Most of my close friends, and indeed some of my not-so-close acquaintances, will, at some point, have been a victim of my Joanne Harris campaign. In previous posts I’ve touched upon my tendency as a reader to demolish entire back catalogues of writers whose work I enjoy, and Joanne Harris is certainly no objection to the rule.
I still remember where I was when I first bought perhaps Harris’s most acclaimed novel. Having been given some HMV vouchers for Christmas, I made my way to the far right corner of the store where they stocked a small selection of books. Enticed by the front cover – this particular one bore a picture of Johnny Depp – there was also a quote from the Literary Review underneath the blurb: ‘Is this the best book ever written?’ it asked; and so I made a hasty purchase.
Chocolat is set in a fictional French village in Southern France, which immediately lends and atmospheric and evocative air to the book.

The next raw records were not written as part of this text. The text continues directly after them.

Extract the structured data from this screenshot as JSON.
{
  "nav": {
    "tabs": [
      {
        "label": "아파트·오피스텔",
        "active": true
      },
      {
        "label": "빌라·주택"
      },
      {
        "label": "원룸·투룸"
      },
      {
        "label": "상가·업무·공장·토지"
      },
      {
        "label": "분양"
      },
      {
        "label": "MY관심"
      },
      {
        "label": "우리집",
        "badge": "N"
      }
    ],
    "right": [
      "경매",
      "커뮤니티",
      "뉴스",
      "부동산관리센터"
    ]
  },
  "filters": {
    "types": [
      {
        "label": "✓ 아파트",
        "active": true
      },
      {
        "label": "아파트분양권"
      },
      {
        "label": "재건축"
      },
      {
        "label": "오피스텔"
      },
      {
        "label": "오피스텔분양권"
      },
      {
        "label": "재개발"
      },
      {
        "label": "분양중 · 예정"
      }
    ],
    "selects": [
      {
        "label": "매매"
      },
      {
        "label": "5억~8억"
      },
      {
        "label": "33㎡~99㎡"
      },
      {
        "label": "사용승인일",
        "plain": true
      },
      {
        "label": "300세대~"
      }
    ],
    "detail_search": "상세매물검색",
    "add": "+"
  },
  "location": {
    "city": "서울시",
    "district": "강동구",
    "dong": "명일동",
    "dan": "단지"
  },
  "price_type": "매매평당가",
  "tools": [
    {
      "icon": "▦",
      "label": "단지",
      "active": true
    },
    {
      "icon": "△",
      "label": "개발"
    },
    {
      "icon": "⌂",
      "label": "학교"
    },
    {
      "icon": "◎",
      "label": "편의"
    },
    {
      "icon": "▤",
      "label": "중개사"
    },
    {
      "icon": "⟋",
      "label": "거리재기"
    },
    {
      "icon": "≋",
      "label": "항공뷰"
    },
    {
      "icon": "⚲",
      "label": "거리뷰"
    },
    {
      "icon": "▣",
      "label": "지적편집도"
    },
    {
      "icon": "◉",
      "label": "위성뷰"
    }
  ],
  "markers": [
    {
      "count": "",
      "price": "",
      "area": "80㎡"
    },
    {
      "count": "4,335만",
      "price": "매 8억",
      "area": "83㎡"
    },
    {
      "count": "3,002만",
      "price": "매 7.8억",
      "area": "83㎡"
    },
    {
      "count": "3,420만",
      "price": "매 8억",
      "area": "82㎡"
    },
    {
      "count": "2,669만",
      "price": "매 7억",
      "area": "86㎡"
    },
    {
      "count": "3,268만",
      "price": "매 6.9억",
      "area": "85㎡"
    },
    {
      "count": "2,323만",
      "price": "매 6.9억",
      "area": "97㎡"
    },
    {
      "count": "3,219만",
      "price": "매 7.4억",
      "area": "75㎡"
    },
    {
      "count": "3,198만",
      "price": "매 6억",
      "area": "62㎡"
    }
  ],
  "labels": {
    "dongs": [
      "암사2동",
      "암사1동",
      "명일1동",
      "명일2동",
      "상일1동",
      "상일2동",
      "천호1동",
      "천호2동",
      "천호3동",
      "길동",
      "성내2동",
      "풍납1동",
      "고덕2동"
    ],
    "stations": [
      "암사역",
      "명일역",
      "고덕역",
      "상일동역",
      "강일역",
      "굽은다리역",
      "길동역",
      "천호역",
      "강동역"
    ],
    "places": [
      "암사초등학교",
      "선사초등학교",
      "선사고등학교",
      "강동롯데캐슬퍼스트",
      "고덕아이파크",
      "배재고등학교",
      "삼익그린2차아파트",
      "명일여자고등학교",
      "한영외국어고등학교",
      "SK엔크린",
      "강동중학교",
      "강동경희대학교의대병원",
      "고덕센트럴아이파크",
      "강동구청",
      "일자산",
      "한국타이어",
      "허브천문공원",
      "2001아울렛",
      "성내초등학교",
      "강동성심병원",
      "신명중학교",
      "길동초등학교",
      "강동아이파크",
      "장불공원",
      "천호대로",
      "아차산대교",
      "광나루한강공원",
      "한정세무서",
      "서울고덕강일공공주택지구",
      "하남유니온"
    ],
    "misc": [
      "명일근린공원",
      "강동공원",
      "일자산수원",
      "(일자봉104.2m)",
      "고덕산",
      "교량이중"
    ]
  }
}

It tells the story of Vianne Rocher and her six-year-old daughter Anouk, who, upon arriving in Lansquenet-sous-Tannes set up a Chocolaterie. It being the beginning of Lent, such is greeted with heavy disapproval by the local priest, who sees it as a provocative move. While initially much of the village treated Vianne with a level of polite hostility, she soon wins them round with her winning combination of charm and decadent delights.
A simply delicious tale, Chocolat appeals to all the senses as Harris’s descriptive style of writing brings alive an insular French village from a bygone era. Fusing romance, religion, temptation and sin, this magical novel is beautifully written and truly deserves its accolade as one of the best books ever written.